* STORED DATA:

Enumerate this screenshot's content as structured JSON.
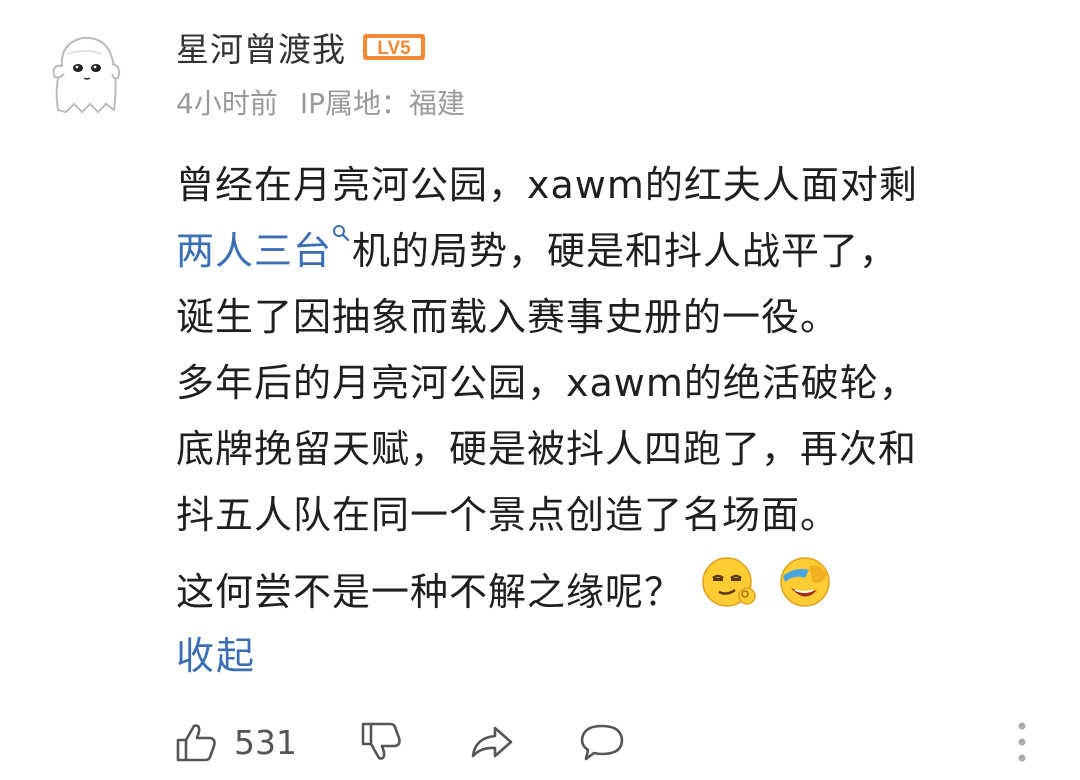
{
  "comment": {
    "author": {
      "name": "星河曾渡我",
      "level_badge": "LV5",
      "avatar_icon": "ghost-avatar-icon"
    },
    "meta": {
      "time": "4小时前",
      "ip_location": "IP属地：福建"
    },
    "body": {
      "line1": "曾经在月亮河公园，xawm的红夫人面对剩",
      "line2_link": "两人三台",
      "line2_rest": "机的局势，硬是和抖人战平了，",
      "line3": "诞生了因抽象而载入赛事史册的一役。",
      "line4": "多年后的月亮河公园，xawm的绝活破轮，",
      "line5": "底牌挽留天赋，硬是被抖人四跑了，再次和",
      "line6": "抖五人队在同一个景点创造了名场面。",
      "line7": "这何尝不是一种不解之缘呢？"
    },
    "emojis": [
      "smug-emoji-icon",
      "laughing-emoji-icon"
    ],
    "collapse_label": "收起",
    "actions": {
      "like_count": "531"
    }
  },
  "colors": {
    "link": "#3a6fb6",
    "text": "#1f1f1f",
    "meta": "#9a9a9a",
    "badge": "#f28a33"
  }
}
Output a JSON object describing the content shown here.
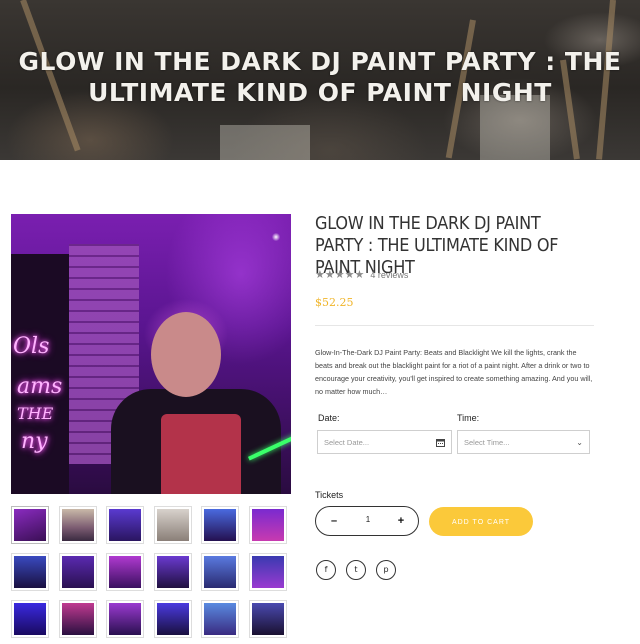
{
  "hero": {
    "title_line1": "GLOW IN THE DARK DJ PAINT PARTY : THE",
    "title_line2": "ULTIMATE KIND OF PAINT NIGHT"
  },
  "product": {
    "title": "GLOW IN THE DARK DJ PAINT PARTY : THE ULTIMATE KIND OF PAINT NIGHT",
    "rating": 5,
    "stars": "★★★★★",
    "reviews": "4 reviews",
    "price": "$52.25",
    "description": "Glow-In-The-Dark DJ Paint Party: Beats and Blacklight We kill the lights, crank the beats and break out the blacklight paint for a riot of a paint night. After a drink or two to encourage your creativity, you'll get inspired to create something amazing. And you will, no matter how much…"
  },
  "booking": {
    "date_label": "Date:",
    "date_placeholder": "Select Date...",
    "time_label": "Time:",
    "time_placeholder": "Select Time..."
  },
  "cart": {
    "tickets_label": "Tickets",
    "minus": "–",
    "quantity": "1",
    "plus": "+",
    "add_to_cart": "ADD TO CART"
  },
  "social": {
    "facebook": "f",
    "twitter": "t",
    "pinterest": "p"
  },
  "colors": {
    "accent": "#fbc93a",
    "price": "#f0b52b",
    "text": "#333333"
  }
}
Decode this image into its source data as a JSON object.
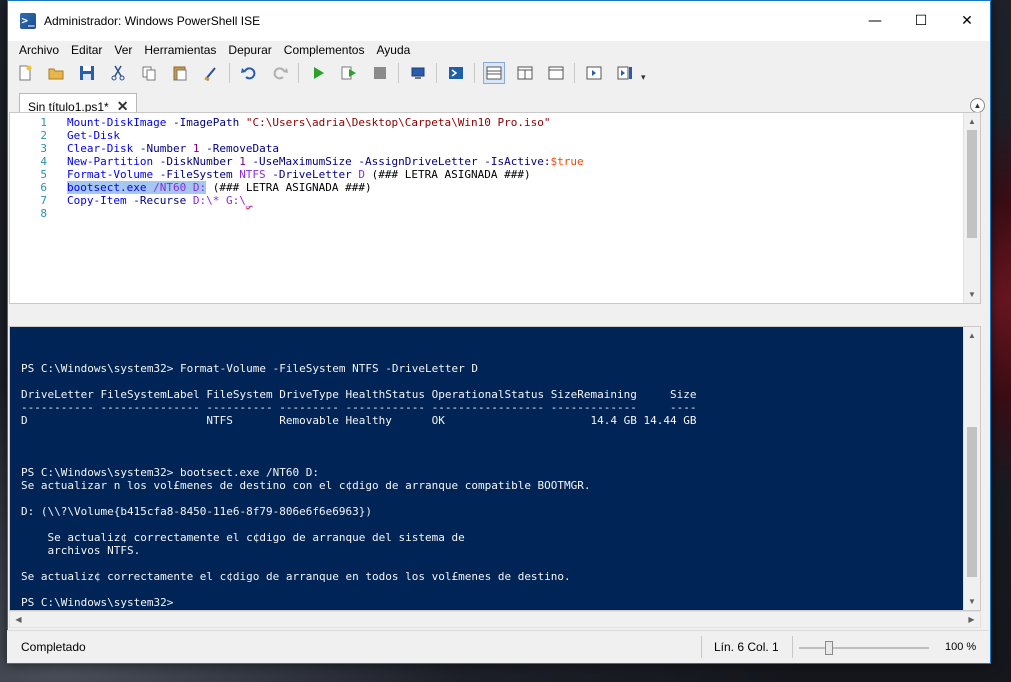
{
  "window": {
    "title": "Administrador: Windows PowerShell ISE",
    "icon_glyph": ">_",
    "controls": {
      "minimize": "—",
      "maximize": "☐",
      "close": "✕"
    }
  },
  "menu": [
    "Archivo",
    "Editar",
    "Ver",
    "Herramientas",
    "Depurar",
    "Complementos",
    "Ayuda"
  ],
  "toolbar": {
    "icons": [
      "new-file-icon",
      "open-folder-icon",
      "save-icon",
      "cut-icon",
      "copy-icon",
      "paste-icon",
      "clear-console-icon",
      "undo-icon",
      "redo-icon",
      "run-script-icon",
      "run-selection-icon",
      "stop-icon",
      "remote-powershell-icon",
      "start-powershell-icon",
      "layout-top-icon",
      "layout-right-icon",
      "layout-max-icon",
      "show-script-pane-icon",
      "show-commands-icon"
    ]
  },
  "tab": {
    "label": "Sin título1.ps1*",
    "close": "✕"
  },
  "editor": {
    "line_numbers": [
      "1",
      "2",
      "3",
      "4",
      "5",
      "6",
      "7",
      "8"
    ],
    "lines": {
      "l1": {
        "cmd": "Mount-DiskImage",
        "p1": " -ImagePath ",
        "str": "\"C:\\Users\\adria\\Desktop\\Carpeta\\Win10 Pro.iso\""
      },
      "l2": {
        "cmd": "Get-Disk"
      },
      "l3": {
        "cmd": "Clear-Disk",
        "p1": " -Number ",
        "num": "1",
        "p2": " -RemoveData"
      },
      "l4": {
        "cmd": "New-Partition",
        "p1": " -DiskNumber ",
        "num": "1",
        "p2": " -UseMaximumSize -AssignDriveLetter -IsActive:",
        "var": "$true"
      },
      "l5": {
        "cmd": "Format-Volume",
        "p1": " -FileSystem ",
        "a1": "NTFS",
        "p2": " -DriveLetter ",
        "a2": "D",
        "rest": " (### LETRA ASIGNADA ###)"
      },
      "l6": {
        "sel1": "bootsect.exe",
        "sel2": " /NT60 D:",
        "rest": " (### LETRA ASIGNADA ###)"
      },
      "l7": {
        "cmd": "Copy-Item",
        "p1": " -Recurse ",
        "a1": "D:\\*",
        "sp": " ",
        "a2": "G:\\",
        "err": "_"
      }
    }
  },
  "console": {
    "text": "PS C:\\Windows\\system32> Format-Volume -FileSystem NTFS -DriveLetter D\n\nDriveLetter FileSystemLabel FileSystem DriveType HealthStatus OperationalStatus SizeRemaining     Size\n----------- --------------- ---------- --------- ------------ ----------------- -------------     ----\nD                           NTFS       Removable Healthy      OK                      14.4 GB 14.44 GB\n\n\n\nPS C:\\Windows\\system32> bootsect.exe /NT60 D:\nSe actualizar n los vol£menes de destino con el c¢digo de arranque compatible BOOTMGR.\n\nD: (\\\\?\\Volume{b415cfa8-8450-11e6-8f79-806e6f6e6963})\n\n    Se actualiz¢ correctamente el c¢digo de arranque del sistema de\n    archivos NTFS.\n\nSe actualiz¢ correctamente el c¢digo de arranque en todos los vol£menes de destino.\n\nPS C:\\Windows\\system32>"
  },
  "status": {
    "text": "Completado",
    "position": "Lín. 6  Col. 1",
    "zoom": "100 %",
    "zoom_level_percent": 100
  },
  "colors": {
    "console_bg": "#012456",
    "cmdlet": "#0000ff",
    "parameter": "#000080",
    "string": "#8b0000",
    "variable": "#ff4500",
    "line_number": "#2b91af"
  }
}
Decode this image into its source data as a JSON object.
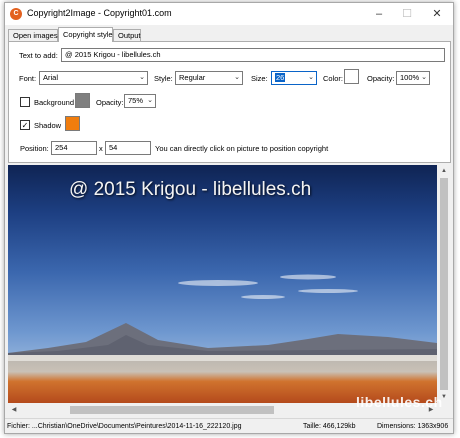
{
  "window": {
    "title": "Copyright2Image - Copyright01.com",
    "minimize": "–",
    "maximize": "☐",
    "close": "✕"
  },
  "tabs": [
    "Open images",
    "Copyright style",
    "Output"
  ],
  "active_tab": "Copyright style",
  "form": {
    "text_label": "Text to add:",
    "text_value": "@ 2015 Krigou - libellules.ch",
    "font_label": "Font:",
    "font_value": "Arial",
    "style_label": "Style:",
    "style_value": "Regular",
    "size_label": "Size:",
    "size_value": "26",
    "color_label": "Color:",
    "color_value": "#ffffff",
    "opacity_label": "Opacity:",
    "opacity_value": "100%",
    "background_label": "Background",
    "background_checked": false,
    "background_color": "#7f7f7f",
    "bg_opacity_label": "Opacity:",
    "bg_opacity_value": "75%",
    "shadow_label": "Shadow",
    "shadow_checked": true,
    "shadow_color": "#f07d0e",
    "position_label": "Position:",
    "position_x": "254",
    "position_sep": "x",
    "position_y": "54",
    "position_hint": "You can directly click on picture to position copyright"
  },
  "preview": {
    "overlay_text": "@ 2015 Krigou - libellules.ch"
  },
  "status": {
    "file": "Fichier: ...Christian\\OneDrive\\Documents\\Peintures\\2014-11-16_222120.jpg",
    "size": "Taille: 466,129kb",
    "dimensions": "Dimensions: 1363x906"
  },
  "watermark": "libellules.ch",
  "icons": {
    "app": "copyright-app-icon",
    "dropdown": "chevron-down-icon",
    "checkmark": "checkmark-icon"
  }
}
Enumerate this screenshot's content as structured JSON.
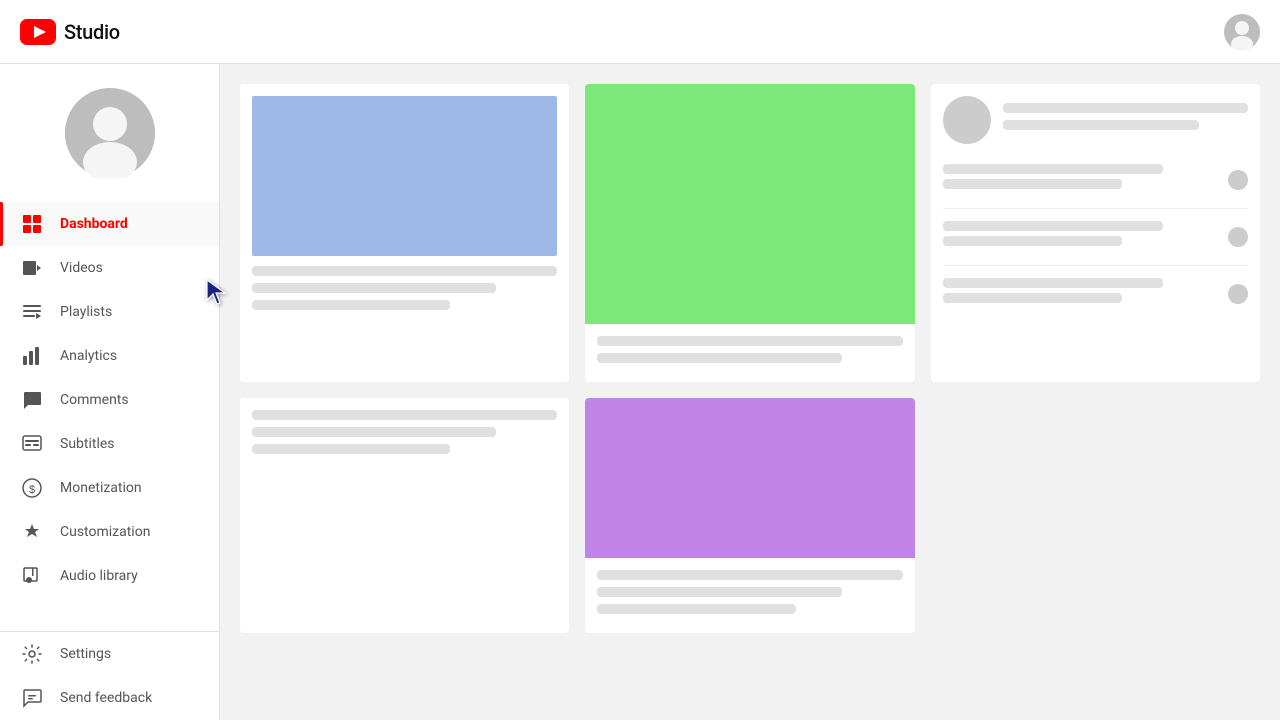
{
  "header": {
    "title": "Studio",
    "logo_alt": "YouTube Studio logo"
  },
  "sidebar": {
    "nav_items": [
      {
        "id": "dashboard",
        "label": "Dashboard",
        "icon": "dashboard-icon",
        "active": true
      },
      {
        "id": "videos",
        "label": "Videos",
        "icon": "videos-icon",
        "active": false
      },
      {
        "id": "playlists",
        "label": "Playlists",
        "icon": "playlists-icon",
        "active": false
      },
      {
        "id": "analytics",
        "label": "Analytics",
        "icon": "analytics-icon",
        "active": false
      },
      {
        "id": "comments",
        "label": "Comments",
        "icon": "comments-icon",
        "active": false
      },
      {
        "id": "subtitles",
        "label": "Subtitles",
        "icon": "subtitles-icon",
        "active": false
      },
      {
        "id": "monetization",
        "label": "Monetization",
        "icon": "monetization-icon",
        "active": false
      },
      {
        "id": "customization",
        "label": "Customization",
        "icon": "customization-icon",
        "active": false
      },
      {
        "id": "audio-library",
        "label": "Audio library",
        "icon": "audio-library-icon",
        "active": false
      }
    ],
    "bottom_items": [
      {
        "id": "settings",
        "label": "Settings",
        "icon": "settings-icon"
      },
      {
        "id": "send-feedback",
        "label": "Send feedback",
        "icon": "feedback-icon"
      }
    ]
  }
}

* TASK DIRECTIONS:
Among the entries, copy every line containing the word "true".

* REPLY TO THE EXERCISE:
        "var": "$true"
    "shadow_checked": true,
        "active": true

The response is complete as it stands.